Task requirements. Present exactly, and only, the lines running from the line that contains "Extract the structured" through the end of the entries below.

Supplied entries.
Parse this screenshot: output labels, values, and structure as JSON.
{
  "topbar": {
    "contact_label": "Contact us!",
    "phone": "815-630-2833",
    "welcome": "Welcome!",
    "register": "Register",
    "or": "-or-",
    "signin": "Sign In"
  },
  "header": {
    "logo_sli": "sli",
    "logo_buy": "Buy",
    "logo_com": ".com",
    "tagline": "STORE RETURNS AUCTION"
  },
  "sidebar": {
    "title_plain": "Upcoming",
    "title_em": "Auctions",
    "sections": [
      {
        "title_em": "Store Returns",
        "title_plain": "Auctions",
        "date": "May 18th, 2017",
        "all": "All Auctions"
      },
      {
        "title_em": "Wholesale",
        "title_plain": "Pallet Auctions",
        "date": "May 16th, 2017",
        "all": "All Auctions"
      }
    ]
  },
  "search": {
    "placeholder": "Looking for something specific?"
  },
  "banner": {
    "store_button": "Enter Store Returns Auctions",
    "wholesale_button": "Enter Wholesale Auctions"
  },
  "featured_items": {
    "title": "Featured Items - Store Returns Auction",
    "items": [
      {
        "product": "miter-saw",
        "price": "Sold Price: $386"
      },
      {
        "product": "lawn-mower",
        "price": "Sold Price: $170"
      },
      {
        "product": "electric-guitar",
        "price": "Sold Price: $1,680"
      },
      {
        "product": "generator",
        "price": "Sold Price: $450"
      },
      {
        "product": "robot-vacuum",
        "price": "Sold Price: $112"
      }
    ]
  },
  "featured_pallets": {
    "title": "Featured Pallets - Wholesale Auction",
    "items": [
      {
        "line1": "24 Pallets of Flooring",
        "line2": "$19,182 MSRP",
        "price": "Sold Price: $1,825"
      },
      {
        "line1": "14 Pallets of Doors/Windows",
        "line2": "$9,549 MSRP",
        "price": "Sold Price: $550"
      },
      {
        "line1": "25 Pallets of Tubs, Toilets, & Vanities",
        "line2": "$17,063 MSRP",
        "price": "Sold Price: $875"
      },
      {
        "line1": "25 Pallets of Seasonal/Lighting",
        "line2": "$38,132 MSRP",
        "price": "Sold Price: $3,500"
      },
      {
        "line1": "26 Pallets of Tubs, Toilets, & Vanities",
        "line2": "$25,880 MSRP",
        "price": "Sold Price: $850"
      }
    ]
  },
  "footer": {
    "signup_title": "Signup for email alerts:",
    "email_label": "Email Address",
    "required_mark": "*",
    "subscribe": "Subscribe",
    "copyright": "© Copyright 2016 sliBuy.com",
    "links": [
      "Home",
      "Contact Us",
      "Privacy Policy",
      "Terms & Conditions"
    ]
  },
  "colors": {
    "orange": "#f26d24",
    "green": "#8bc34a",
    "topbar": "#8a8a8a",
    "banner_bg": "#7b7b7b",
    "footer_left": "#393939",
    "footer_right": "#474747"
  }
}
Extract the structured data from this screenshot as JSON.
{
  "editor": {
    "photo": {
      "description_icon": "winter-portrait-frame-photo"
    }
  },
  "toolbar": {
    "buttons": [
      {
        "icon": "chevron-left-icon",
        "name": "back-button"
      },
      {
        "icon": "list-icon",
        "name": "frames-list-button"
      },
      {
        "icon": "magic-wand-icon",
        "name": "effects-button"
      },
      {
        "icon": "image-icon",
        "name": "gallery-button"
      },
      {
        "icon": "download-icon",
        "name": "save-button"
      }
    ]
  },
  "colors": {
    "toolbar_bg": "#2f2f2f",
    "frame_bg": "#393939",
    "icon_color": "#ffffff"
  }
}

Solution to the exercise.
Extract the structured data from this screenshot as JSON.
{
  "editor": {
    "photo": {
      "description_icon": "winter-portrait-frame-photo"
    }
  },
  "toolbar": {
    "buttons": [
      {
        "icon": "chevron-left-icon",
        "name": "back-button"
      },
      {
        "icon": "list-icon",
        "name": "frames-list-button"
      },
      {
        "icon": "magic-wand-icon",
        "name": "effects-button"
      },
      {
        "icon": "image-icon",
        "name": "gallery-button"
      },
      {
        "icon": "download-icon",
        "name": "save-button"
      }
    ]
  },
  "colors": {
    "toolbar_bg": "#2f2f2f",
    "frame_bg": "#393939",
    "icon_color": "#ffffff"
  }
}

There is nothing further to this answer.